condition establishes a base condition from which
a. For each alternative considered, the
all other alternatives are to be evaluated.
spreadsheet is modified to simulate the specific
b. The model must be flexible enough to
engineering, operational, and economic conse-
evaluate a full range of alternatives. Alternatives
quences relative to the alternative. Monte Carlo
considered in the analysis often include: enhanced
simulation techniques are incorporated into the
maintenance, use of spare parts, a full array of
spreadsheet. This approach uses random number
rehabilitation scenarios, and, subsequently, appro-
generation to compute an expected result given a
priate timing of any rehabilitation strategy.
combination of probabilities and events. The
program sums the results of multiple iterations of
c. The model must distinguish between indi-
the simulation and produces expected values and
vidual operating components, and economic conse-
variance. Each simulation should include a mini-
quences of various alternatives, and the timing of
mum of 300 iterations. Up to 5,000 iterations may
need to be computed in some simulations.
d. The model must be able to incorporate

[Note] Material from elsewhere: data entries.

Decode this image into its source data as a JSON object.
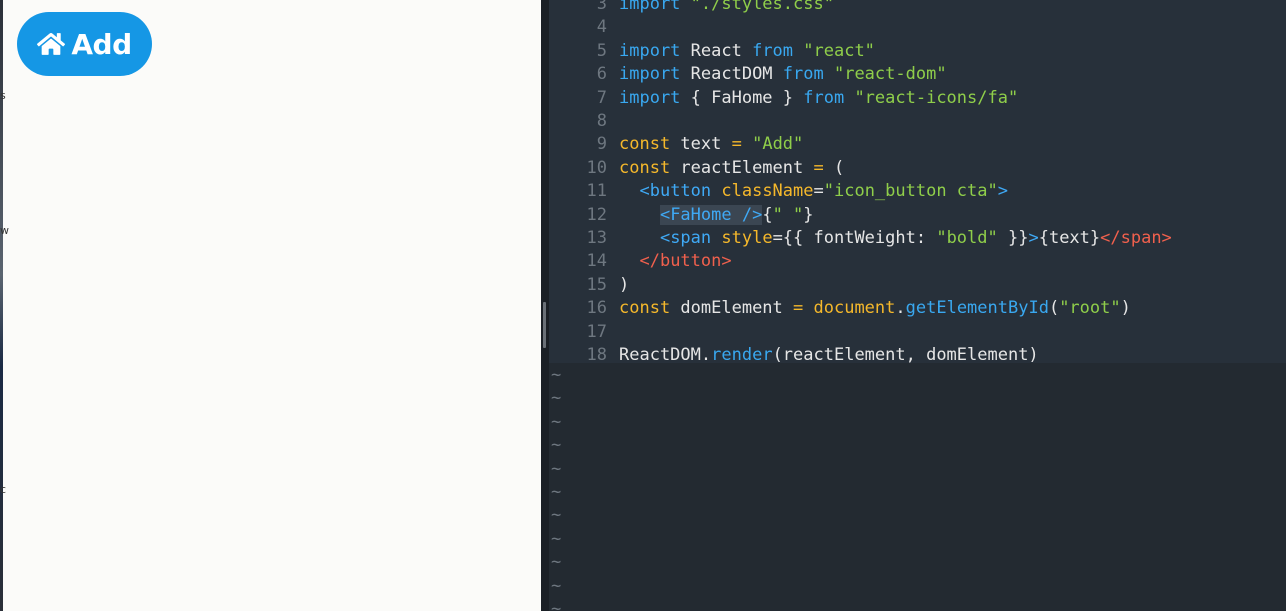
{
  "preview": {
    "button": {
      "icon": "home-icon",
      "label": "Add",
      "color": "#1597e5"
    },
    "edge_glyphs": [
      "s",
      "w",
      "c"
    ]
  },
  "editor": {
    "lines": [
      {
        "num": "3",
        "segments": [
          {
            "t": "import ",
            "c": "kw2"
          },
          {
            "t": "\"./styles.css\"",
            "c": "str"
          }
        ]
      },
      {
        "num": "4",
        "segments": []
      },
      {
        "num": "5",
        "segments": [
          {
            "t": "import ",
            "c": "kw2"
          },
          {
            "t": "React ",
            "c": "plain"
          },
          {
            "t": "from ",
            "c": "kw2"
          },
          {
            "t": "\"react\"",
            "c": "str"
          }
        ]
      },
      {
        "num": "6",
        "segments": [
          {
            "t": "import ",
            "c": "kw2"
          },
          {
            "t": "ReactDOM ",
            "c": "plain"
          },
          {
            "t": "from ",
            "c": "kw2"
          },
          {
            "t": "\"react-dom\"",
            "c": "str"
          }
        ]
      },
      {
        "num": "7",
        "segments": [
          {
            "t": "import ",
            "c": "kw2"
          },
          {
            "t": "{ FaHome } ",
            "c": "plain"
          },
          {
            "t": "from ",
            "c": "kw2"
          },
          {
            "t": "\"react-icons/fa\"",
            "c": "str"
          }
        ]
      },
      {
        "num": "8",
        "segments": []
      },
      {
        "num": "9",
        "segments": [
          {
            "t": "const ",
            "c": "kw"
          },
          {
            "t": "text ",
            "c": "plain"
          },
          {
            "t": "= ",
            "c": "op"
          },
          {
            "t": "\"Add\"",
            "c": "str"
          }
        ]
      },
      {
        "num": "10",
        "segments": [
          {
            "t": "const ",
            "c": "kw"
          },
          {
            "t": "reactElement ",
            "c": "plain"
          },
          {
            "t": "= ",
            "c": "op"
          },
          {
            "t": "(",
            "c": "plain"
          }
        ]
      },
      {
        "num": "11",
        "segments": [
          {
            "t": "  ",
            "c": "plain"
          },
          {
            "t": "<button ",
            "c": "tag"
          },
          {
            "t": "className",
            "c": "attr"
          },
          {
            "t": "=",
            "c": "plain"
          },
          {
            "t": "\"icon_button cta\"",
            "c": "str"
          },
          {
            "t": ">",
            "c": "tag"
          }
        ]
      },
      {
        "num": "12",
        "segments": [
          {
            "t": "    ",
            "c": "plain"
          },
          {
            "t": "<FaHome />",
            "c": "tag",
            "hl": true
          },
          {
            "t": "{",
            "c": "plain"
          },
          {
            "t": "\" \"",
            "c": "str"
          },
          {
            "t": "}",
            "c": "plain"
          }
        ]
      },
      {
        "num": "13",
        "segments": [
          {
            "t": "    ",
            "c": "plain"
          },
          {
            "t": "<span ",
            "c": "tag"
          },
          {
            "t": "style",
            "c": "attr"
          },
          {
            "t": "={{ fontWeight: ",
            "c": "plain"
          },
          {
            "t": "\"bold\"",
            "c": "str"
          },
          {
            "t": " }}",
            "c": "plain"
          },
          {
            "t": ">",
            "c": "tag"
          },
          {
            "t": "{text}",
            "c": "plain"
          },
          {
            "t": "</span>",
            "c": "ctag"
          }
        ]
      },
      {
        "num": "14",
        "segments": [
          {
            "t": "  ",
            "c": "plain"
          },
          {
            "t": "</button>",
            "c": "ctag"
          }
        ]
      },
      {
        "num": "15",
        "segments": [
          {
            "t": ")",
            "c": "plain"
          }
        ]
      },
      {
        "num": "16",
        "segments": [
          {
            "t": "const ",
            "c": "kw"
          },
          {
            "t": "domElement ",
            "c": "plain"
          },
          {
            "t": "= ",
            "c": "op"
          },
          {
            "t": "document",
            "c": "kw"
          },
          {
            "t": ".",
            "c": "plain"
          },
          {
            "t": "getElementById",
            "c": "fn"
          },
          {
            "t": "(",
            "c": "plain"
          },
          {
            "t": "\"root\"",
            "c": "str"
          },
          {
            "t": ")",
            "c": "plain"
          }
        ]
      },
      {
        "num": "17",
        "segments": []
      },
      {
        "num": "18",
        "segments": [
          {
            "t": "ReactDOM",
            "c": "plain"
          },
          {
            "t": ".",
            "c": "plain"
          },
          {
            "t": "render",
            "c": "fn"
          },
          {
            "t": "(reactElement, domElement)",
            "c": "plain"
          }
        ]
      }
    ],
    "tilde": "~",
    "tilde_count": 11
  }
}
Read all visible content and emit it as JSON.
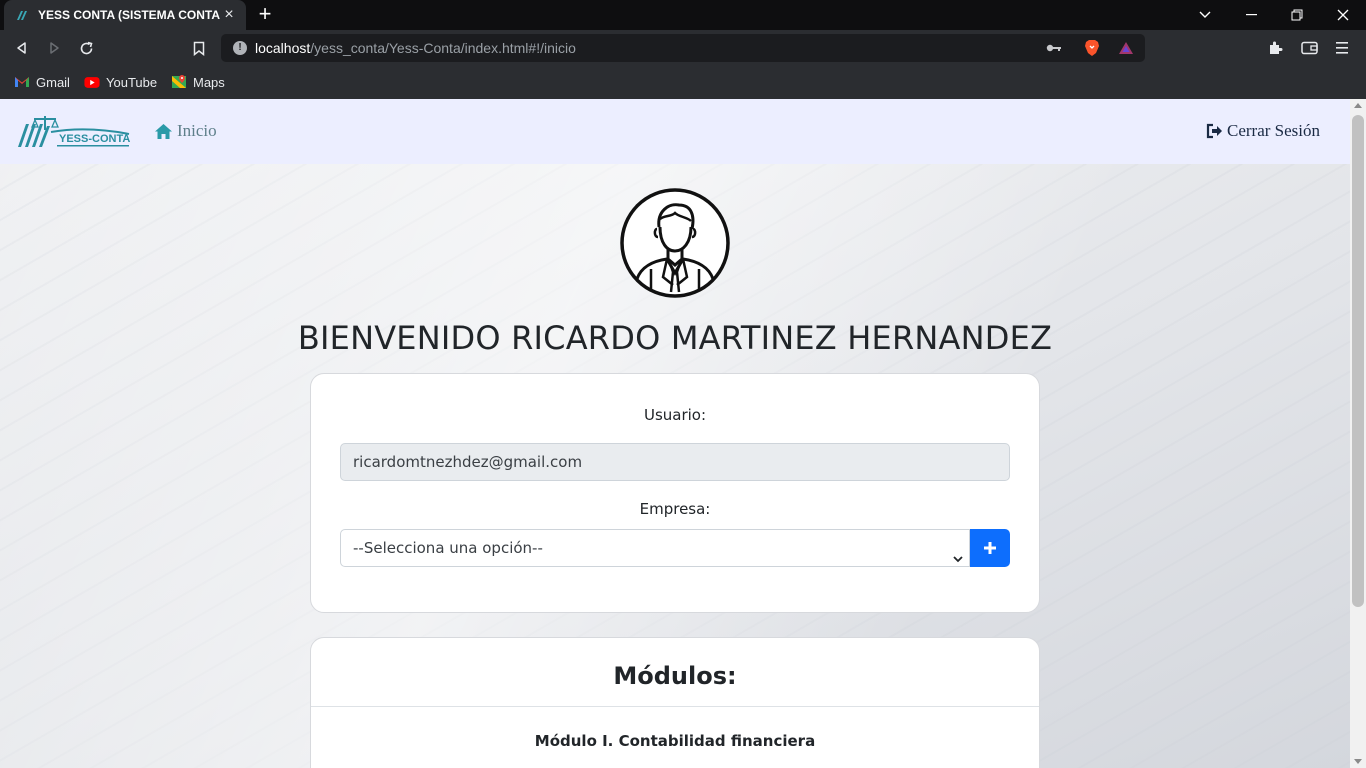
{
  "browser": {
    "tab_title": "YESS CONTA (SISTEMA CONTABLE)",
    "url_host": "localhost",
    "url_path": "/yess_conta/Yess-Conta/index.html#!/inicio",
    "bookmarks": [
      {
        "label": "Gmail",
        "icon": "gmail-icon"
      },
      {
        "label": "YouTube",
        "icon": "youtube-icon"
      },
      {
        "label": "Maps",
        "icon": "maps-icon"
      }
    ]
  },
  "navbar": {
    "logo_text": "YESS-CONTA",
    "inicio_label": "Inicio",
    "logout_label": "Cerrar Sesión"
  },
  "main": {
    "welcome": "BIENVENIDO RICARDO MARTINEZ HERNANDEZ",
    "usuario_label": "Usuario:",
    "usuario_value": "ricardomtnezhdez@gmail.com",
    "empresa_label": "Empresa:",
    "empresa_selected": "--Selecciona una opción--",
    "add_button": "+"
  },
  "modulos": {
    "title": "Módulos:",
    "items": [
      "Módulo I. Contabilidad financiera"
    ]
  },
  "colors": {
    "navbar_bg": "#eceeff",
    "accent_teal": "#2a8fa0",
    "primary_blue": "#0d6efd"
  }
}
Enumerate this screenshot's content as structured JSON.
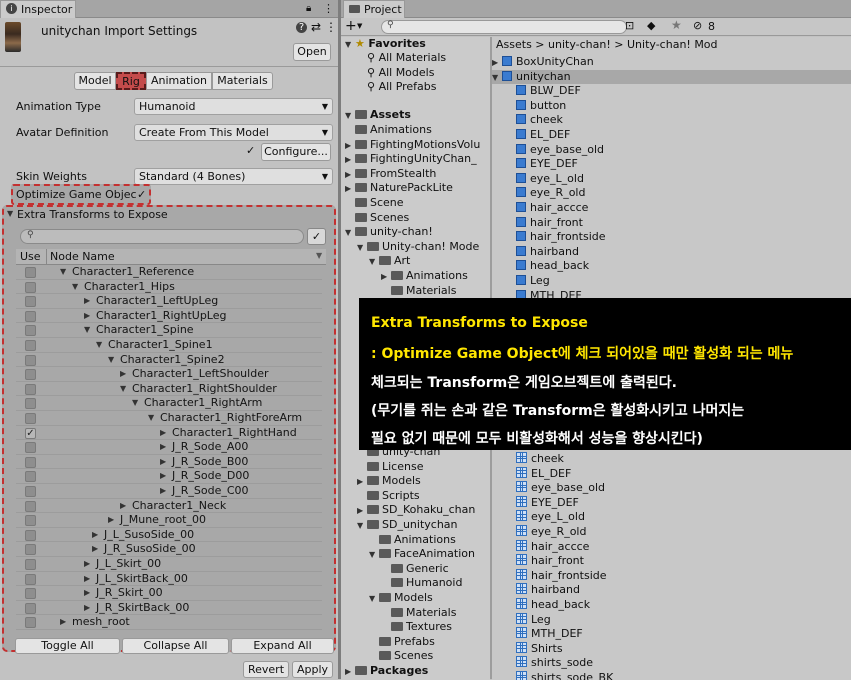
{
  "inspector": {
    "tab": "Inspector",
    "title": "unitychan Import Settings",
    "open": "Open",
    "tabs": [
      "Model",
      "Rig",
      "Animation",
      "Materials"
    ],
    "animation_type_label": "Animation Type",
    "animation_type": "Humanoid",
    "avatar_def_label": "Avatar Definition",
    "avatar_def": "Create From This Model",
    "configure": "Configure...",
    "check": "✓",
    "skin_weights_label": "Skin Weights",
    "skin_weights": "Standard (4 Bones)",
    "optimize_label": "Optimize Game Objec",
    "extra_label": "Extra Transforms to Expose",
    "col_use": "Use",
    "col_node": "Node Name",
    "nodes": [
      {
        "name": "Character1_Reference",
        "checked": false
      },
      {
        "name": "Character1_Hips",
        "checked": false
      },
      {
        "name": "Character1_LeftUpLeg",
        "checked": false
      },
      {
        "name": "Character1_RightUpLeg",
        "checked": false
      },
      {
        "name": "Character1_Spine",
        "checked": false
      },
      {
        "name": "Character1_Spine1",
        "checked": false
      },
      {
        "name": "Character1_Spine2",
        "checked": false
      },
      {
        "name": "Character1_LeftShoulder",
        "checked": false
      },
      {
        "name": "Character1_RightShoulder",
        "checked": false
      },
      {
        "name": "Character1_RightArm",
        "checked": false
      },
      {
        "name": "Character1_RightForeArm",
        "checked": false
      },
      {
        "name": "Character1_RightHand",
        "checked": true
      },
      {
        "name": "J_R_Sode_A00",
        "checked": false
      },
      {
        "name": "J_R_Sode_B00",
        "checked": false
      },
      {
        "name": "J_R_Sode_D00",
        "checked": false
      },
      {
        "name": "J_R_Sode_C00",
        "checked": false
      },
      {
        "name": "Character1_Neck",
        "checked": false
      },
      {
        "name": "J_Mune_root_00",
        "checked": false
      },
      {
        "name": "J_L_SusoSide_00",
        "checked": false
      },
      {
        "name": "J_R_SusoSide_00",
        "checked": false
      },
      {
        "name": "J_L_Skirt_00",
        "checked": false
      },
      {
        "name": "J_L_SkirtBack_00",
        "checked": false
      },
      {
        "name": "J_R_Skirt_00",
        "checked": false
      },
      {
        "name": "J_R_SkirtBack_00",
        "checked": false
      },
      {
        "name": "mesh_root",
        "checked": false
      }
    ],
    "toggle_all": "Toggle All",
    "collapse_all": "Collapse All",
    "expand_all": "Expand All",
    "revert": "Revert",
    "apply": "Apply"
  },
  "project": {
    "tab": "Project",
    "hidden_count": "8",
    "favorites": "Favorites",
    "fav_items": [
      "All Materials",
      "All Models",
      "All Prefabs"
    ],
    "assets": "Assets",
    "left_top": [
      "Animations",
      "FightingMotionsVolu",
      "FightingUnityChan_",
      "FromStealth",
      "NaturePackLite",
      "Scene",
      "Scenes",
      "unity-chan!",
      "Unity-chan! Mode",
      "Art",
      "Animations",
      "Materials"
    ],
    "left_bottom": [
      "unity-chan",
      "License",
      "Models",
      "Scripts",
      "SD_Kohaku_chan",
      "SD_unitychan",
      "Animations",
      "FaceAnimation",
      "Generic",
      "Humanoid",
      "Models",
      "Materials",
      "Textures",
      "Prefabs",
      "Scenes"
    ],
    "packages": "Packages",
    "breadcrumb": [
      "Assets",
      "unity-chan!",
      "Unity-chan! Mod"
    ],
    "right_top": [
      "BoxUnityChan",
      "unitychan",
      "BLW_DEF",
      "button",
      "cheek",
      "EL_DEF",
      "eye_base_old",
      "EYE_DEF",
      "eye_L_old",
      "eye_R_old",
      "hair_accce",
      "hair_front",
      "hair_frontside",
      "hairband",
      "head_back",
      "Leg",
      "MTH_DEF"
    ],
    "right_bottom": [
      "cheek",
      "EL_DEF",
      "eye_base_old",
      "EYE_DEF",
      "eye_L_old",
      "eye_R_old",
      "hair_accce",
      "hair_front",
      "hair_frontside",
      "hairband",
      "head_back",
      "Leg",
      "MTH_DEF",
      "Shirts",
      "shirts_sode",
      "shirts_sode_BK"
    ]
  },
  "overlay": {
    "title": "Extra Transforms to Expose",
    "line1_a": " : Optimize Game Object",
    "line1_b": "에 체크 되어있을 때만 활성화 되는 메뉴",
    "line2_a": "체크되는 ",
    "line2_b": "Transform",
    "line2_c": "은 게임오브젝트에 출력된다.",
    "line3_a": "(무기를 쥐는 손과 같은 ",
    "line3_b": "Transform",
    "line3_c": "은 활성화시키고 나머지는",
    "line4": " 필요 없기 때문에 모두 비활성화해서 성능을 향상시킨다)",
    "title_color": "#ffe600"
  }
}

b. Separate simulations are conducted for the
incremental analysis of each unit and its separable
without-project and for each alternative considered
in the analysis. Simulations for the Chapman
Powerhouse example (Appendix C) should include:
e. The model must account for a project life
rehabilitation of one to four turbines; rehabilitation
(35 years is recommended) and for near-term events
of one to four generators; rehabilitation of one or
that could impact future rehabilitation strategies.
of these alternatives. The appropriate timing for
f. The model must be able to incorporate the
rehabilitation should also be evaluated. Another
alternative that should be considered is one that
analysis for each time period and each functional
uses an enhanced maintenance strategy. In many
component under evaluation.
cases this may already be implemented in the